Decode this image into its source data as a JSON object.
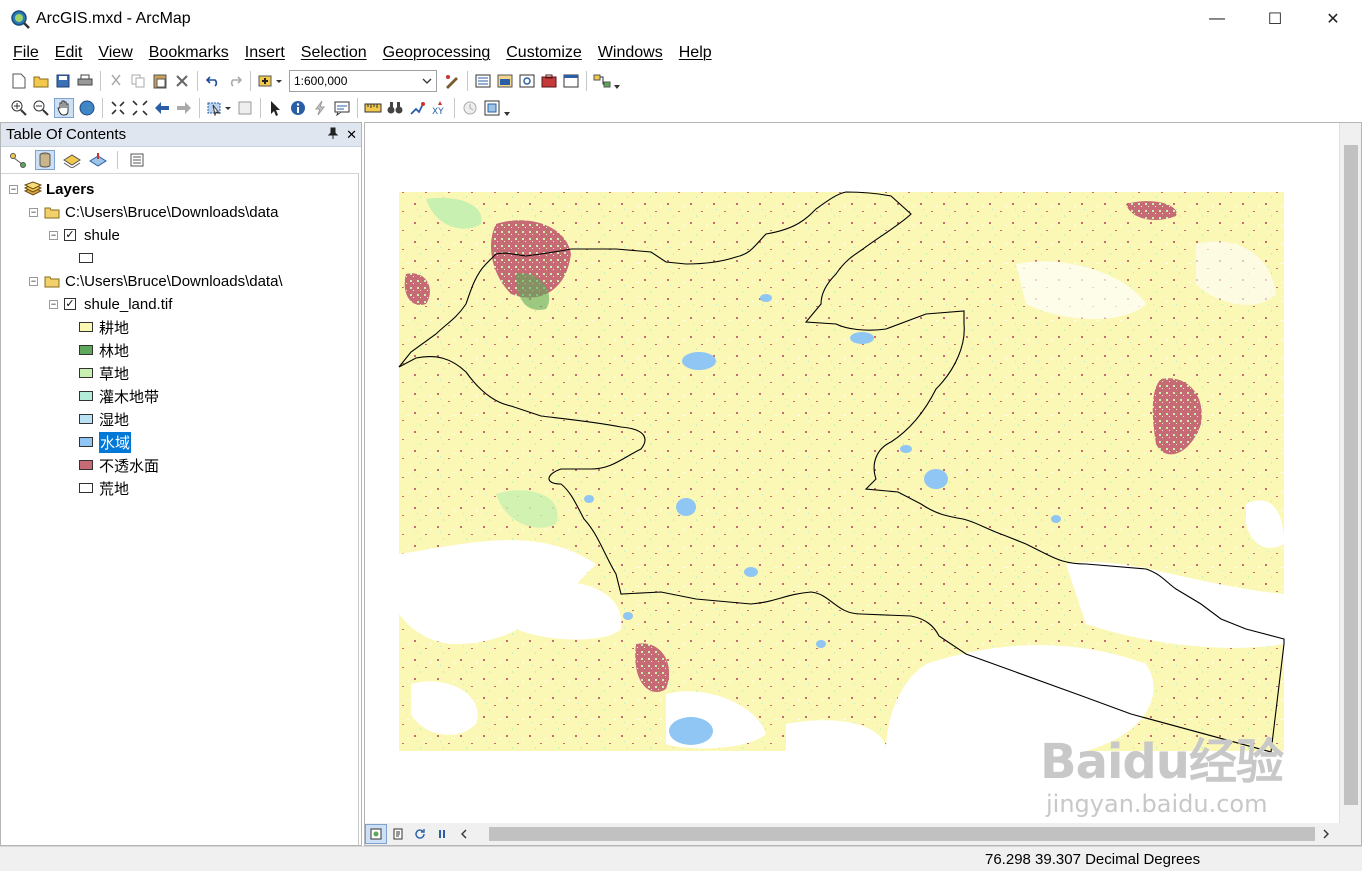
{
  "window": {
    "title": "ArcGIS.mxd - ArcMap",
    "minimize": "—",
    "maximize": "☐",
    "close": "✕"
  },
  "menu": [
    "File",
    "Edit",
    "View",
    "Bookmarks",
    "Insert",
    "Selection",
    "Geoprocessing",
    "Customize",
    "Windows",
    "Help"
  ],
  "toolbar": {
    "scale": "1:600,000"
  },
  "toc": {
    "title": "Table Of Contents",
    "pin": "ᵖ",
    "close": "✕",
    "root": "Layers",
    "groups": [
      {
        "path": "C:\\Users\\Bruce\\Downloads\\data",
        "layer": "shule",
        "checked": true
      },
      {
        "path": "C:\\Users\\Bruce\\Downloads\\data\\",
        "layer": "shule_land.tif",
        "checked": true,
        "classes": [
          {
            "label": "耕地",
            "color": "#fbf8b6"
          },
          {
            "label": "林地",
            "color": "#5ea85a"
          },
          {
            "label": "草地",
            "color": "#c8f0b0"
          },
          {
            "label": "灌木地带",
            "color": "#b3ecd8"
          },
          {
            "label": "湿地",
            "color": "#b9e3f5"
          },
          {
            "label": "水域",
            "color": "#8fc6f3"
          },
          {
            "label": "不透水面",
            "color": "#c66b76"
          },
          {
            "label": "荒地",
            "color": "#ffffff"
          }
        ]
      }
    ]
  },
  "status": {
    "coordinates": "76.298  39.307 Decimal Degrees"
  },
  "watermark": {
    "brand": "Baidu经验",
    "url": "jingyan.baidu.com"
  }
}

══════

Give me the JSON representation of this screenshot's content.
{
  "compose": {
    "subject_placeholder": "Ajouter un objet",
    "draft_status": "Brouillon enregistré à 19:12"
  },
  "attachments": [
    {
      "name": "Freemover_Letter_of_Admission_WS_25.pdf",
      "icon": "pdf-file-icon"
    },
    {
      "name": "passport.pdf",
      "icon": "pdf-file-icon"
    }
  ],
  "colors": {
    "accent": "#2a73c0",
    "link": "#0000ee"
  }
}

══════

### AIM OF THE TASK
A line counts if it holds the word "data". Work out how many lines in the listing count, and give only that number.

### ANSWER SPACE
3